By Patricia Laya  and Catarina Saraiva
October 10, 2017 at 09:00:00 EDT
Next year’s price estimate increased from a previous 2,069%
GDP estimates for 2017, 2018 revised down to 12% and 6%

Venezuela’s triple-digit annual inflation rate is set to jump to more than 2,300 percent in 2018, the highest estimate for any country tracked by the International Monetary Fund.

An intensifying political crisis that’s spiraled since 2014 has weighed heavily on economic activity. Gross domestic product is expected to contract 6 percent next year, after shrinking an estimated 12 percent in 2017, the IMF said in its latest World Economic Outlook report published Tuesday.

While Venezuela’s central bank stopped publishing inflation data in December 2015, the IMF argues the country’s consumer prices are estimated to leap 2,349.3 percent in 2018, the highest in their estimates, followed by the Democratic Republic of the Congo’s 44 percent. As oil production declines and uncertainty increases, unemployment is forecast to increase to about 30 percent in 2018, also the highest and followed by South Africa’s 28 percent and Greece’s 21 percent.

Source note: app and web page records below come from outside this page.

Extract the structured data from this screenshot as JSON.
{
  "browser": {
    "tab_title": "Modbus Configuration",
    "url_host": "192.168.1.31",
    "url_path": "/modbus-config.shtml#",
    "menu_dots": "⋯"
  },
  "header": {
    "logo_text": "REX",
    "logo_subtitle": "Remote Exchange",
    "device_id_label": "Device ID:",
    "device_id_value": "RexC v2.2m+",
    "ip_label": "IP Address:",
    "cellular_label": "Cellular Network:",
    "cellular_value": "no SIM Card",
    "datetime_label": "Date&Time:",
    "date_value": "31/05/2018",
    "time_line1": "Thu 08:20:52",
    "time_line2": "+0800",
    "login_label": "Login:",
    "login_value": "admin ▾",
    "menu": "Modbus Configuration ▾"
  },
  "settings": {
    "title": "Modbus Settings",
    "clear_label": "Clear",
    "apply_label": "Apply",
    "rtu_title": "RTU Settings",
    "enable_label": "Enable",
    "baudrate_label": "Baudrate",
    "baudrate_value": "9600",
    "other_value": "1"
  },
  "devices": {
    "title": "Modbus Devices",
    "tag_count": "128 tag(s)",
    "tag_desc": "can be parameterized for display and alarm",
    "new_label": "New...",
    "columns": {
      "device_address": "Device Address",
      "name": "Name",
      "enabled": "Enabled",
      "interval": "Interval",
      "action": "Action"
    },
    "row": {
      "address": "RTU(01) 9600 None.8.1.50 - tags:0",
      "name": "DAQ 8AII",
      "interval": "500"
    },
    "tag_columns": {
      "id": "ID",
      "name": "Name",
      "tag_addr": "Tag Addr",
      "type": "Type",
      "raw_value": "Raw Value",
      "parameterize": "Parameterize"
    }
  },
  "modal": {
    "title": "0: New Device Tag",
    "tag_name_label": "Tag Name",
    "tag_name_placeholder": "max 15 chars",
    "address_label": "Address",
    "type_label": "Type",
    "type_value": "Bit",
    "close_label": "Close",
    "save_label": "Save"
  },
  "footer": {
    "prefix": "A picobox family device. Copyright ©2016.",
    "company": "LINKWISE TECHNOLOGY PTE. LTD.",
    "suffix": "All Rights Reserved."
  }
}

The Bolivarian Republic isn’t current with most of its key economic statistics, leaving economists scant data to crunch. Before Venezuela’s new legislative super body took over the functions of the country’s only remaining opposition-run institution this year, the sidelined National Assembly had started publishing its own inflation index due to the lack of official data. Bloomberg’s Cafe Con Leche Index puts the annual rate at 650 percent.
Dagny, this is not a battle over material goods. It's a moral crisis, the greatest the world has ever faced and the last. Our age is the climax of centuries of evil. We must put an end to it, once and for all, or perish - we, the men of the mind. It was our own guilt. We produced the wealth of the world - but we let our enemies write its moral code.